The on-site search feature of MDN offers a number of features that may not be available when using an external search engine to search for MDN articles. This article describes how to leverage MDN's search engine.
When viewing the results of a search query on MDN, you have the option of filtering the results by topic, skill level, and document type. This can be useful, for example, when you are looking for a method where the relevant keywords might appear in multiple contexts; you can use the topic filter to view only results in the API you are most interested in. These filters rely on the tags on pages to determine which pages to include or exclude (which is the reason for properly tagging pages when creating or editing them). You can apply the following types of filters:
- Filter the results according to topic tags
- Skill level
- Filter based on Beginner, Intermediate or Advanced tags.
- Document type
- Filter the results based on tags Example, Guide, or Tools.
MDN has an advanced search mechanism that lets you search the page source — that is, the raw HTML of the site, with macros in place rather than their output — in order to find uses of specific macros, use of given HTML attributes, and the like.
There is not currently a user interface for this advanced search mechanism, but you can access it by URL. You can get the output either as a standard MDN search results page or in JSON format (the latter means you can use this mechanism from KumaScript code, for example). This section covers how to use it.
Note: These search queries are not intended for the construction of URLs to be distributed; they're for use by tools and utilities.

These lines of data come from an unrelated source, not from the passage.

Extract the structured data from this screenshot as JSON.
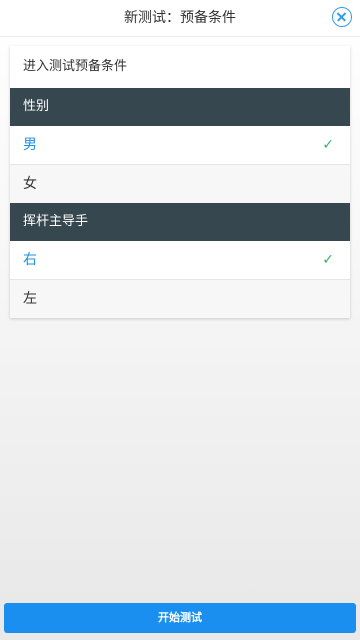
{
  "header": {
    "title": "新测试：预备条件",
    "close_icon": "close-circle-icon",
    "accent_color": "#2f9fe8"
  },
  "card": {
    "title": "进入测试预备条件",
    "sections": [
      {
        "header": "性别",
        "options": [
          {
            "label": "男",
            "selected": true
          },
          {
            "label": "女",
            "selected": false
          }
        ]
      },
      {
        "header": "挥杆主导手",
        "options": [
          {
            "label": "右",
            "selected": true
          },
          {
            "label": "左",
            "selected": false
          }
        ]
      }
    ],
    "check_glyph": "✓",
    "check_icon": "checkmark-icon",
    "check_color": "#32b464",
    "selected_color": "#1f8fe0",
    "section_header_color": "#37474f"
  },
  "footer": {
    "start_label": "开始测试",
    "button_color": "#1b8ff0"
  }
}
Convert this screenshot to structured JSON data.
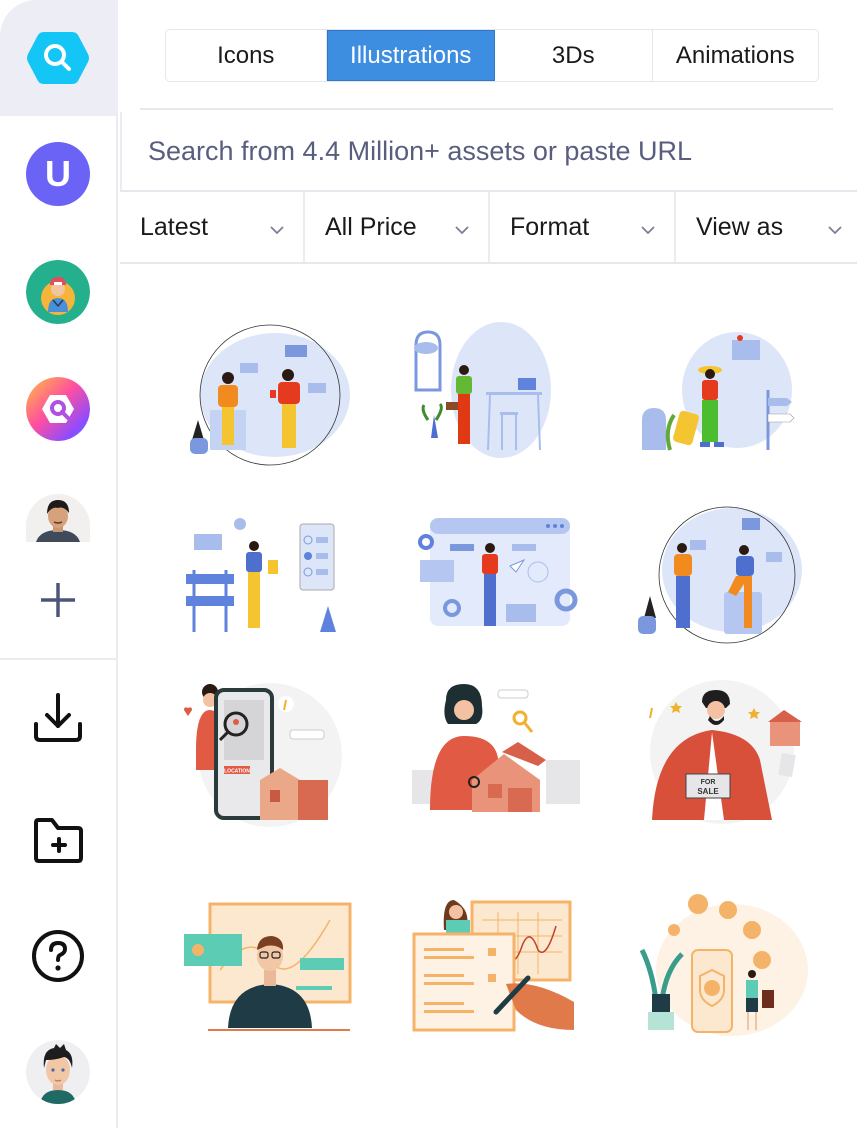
{
  "sidebar": {
    "items": [
      {
        "name": "iconscout-search",
        "label": "Search",
        "active": true
      },
      {
        "name": "unsplash-u",
        "label": "U"
      },
      {
        "name": "character-avatar",
        "label": "Character"
      },
      {
        "name": "gradient-app",
        "label": "App"
      },
      {
        "name": "user-photo",
        "label": "User"
      },
      {
        "name": "add",
        "label": "Add"
      }
    ],
    "bottom": [
      {
        "name": "download",
        "label": "Download"
      },
      {
        "name": "new-folder",
        "label": "New folder"
      },
      {
        "name": "help",
        "label": "Help"
      },
      {
        "name": "profile",
        "label": "Profile"
      }
    ]
  },
  "tabs": [
    {
      "label": "Icons",
      "active": false
    },
    {
      "label": "Illustrations",
      "active": true
    },
    {
      "label": "3Ds",
      "active": false
    },
    {
      "label": "Animations",
      "active": false
    }
  ],
  "search": {
    "placeholder": "Search from 4.4 Million+ assets or paste URL",
    "value": ""
  },
  "filters": [
    {
      "label": "Latest"
    },
    {
      "label": "All Price"
    },
    {
      "label": "Format"
    },
    {
      "label": "View as"
    }
  ],
  "colors": {
    "accent": "#3d8de0",
    "search_logo": "#14c6f5",
    "u_avatar": "#6a63f5",
    "placeholder": "#595e7e"
  },
  "illustrations": [
    {
      "name": "coworkers-chatting",
      "theme": "blue"
    },
    {
      "name": "woman-coffee-desk",
      "theme": "blue"
    },
    {
      "name": "traveler-suitcase",
      "theme": "blue"
    },
    {
      "name": "under-construction-checklist",
      "theme": "blue"
    },
    {
      "name": "web-settings",
      "theme": "blue"
    },
    {
      "name": "people-talking",
      "theme": "blue"
    },
    {
      "name": "property-location-search",
      "theme": "red"
    },
    {
      "name": "woman-house-key",
      "theme": "red"
    },
    {
      "name": "house-for-sale",
      "theme": "red"
    },
    {
      "name": "man-finance-dashboard",
      "theme": "teal-orange"
    },
    {
      "name": "checklist-chart-analysis",
      "theme": "teal-orange"
    },
    {
      "name": "secure-payment-phone",
      "theme": "teal-orange"
    }
  ],
  "labels": {
    "for_sale_1": "FOR",
    "for_sale_2": "SALE",
    "location": "LOCATION"
  }
}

They could change in the future, and are not necessarily high-performance queries.
Advanced search queries are performed by constructing URLs with the appropriate parameters. The base URL is one of the following:
- Use this base URL to get a standard MDN search results page as output.
- Use this base URL to get the results in JSON format. See JSON response body format for information about the result format.
In addition, you need to add the appropriate parameters to get the results you want. You may use any combination of these:
- The search query to match. This is the same parameter used for basic search.
- The locale to match against. By default, all locales are considered. You may also specify "all locales" with the wildcard
"*". For example, you can specify
locale=en-USto limit a search to English pages.
- The CSS classes to match. This limits the search results to pages whose HTML includes at least one use of the specified classes.
- The HTML attribute text to match. This is a leading text search; that is, if the specified text appears at the beginning of an attribute string in the HTML, it's considered a match. See below for details.
- A list of one or more KumaScript macros to search for. This lets you find articles using a specific macro; this would be useful, for instance, if a macro is obsolete, or if its parameters have changed and you need to update existing uses.
- Must be either
false; defaults to
true. Determines whether the excerpt shows the page's first section or portions of the page that contain the query. If true, there will also be
<mark>elements around result phrases that match the search query.
- Must be a number <=100. By default Kuma displays 10 results per page. Use this parameter to choose a different value.
Here are some sample searches.
Searching by locale
This example returns a list of all articles that are in English, with no other restrictions. At the time of writing, this results in 13513 pages (that'll be higher by the time you see this, of course, since we're constantly growing)!
Searching by CSS class name
In this example, we add a search for uses of the CSS class
smaller; at the time of writing, this narrowed the results down to 35 pages.
Searching by HTML attribute string
Now we're looking for uses of the
style attribute on HTML elements. At the time of writing, we found 6416 of them. This usage is deprecated on MDN; we are going to be replacing them all with uses of our standard classes instead.
You can also include the value of the attribute, but keep in mind that if you wish to include characters like
/ in your search, you'll need to URL-encode them. For example, to find pages that link to www.mozilla.org, you would do:
This search results in 98 results. That's a relatively low number of links to the www.mozilla.org site!
Searching for KumaScript macro usage
This searches for uses of the macro
TemplateLink. This lets us find macros whose parameters have changed, or that we wish to stop using.
When you request the results in JSON format, you still receive the results one page at a time. Each page is a KumaScript object which consists of several pieces of metadata about the results, plus an array of standard page objects with the addition of one extra field: the URL to begin editing the page.
The data contained in the resulting object is:
- The total number of results found.
- A URL that will return the next page of results (or
nullon the last page).
- A URL that will return the previous page of results (or
null, for the first page).
- The search query that was used to find the results.
- The page number of the results that are described by this object.
- The total number of pages in the results.
- The item number of the first item in this page of results.
- The item number of the last item in this page of results.
- An array of the configurations of the various search filters. These are the filters available to the standard search.
- An array of Page objects describing each matching page.
Each page object contains the following fields:
- The article's title.
- The article's slug. This is everything in the URL of the page following the locale and the subsequent slash character.
- The page's locale.
- A snippet of the page's content; this is either the first block of regular text in the article or, if available, the content marked with the "SEO Summary" class. The excerpt will contain
<mark>elements unless you specify
highlight=falsein the search query parameters.
- The full URL for the page.
- The full URL to get into edit mode for the page.
- An array of the page's tags.
- A scoring value assigned by the search engine.
- Assorted information from the search engine about how and why the page matched your query. The description of this content is beyond the scope of this document.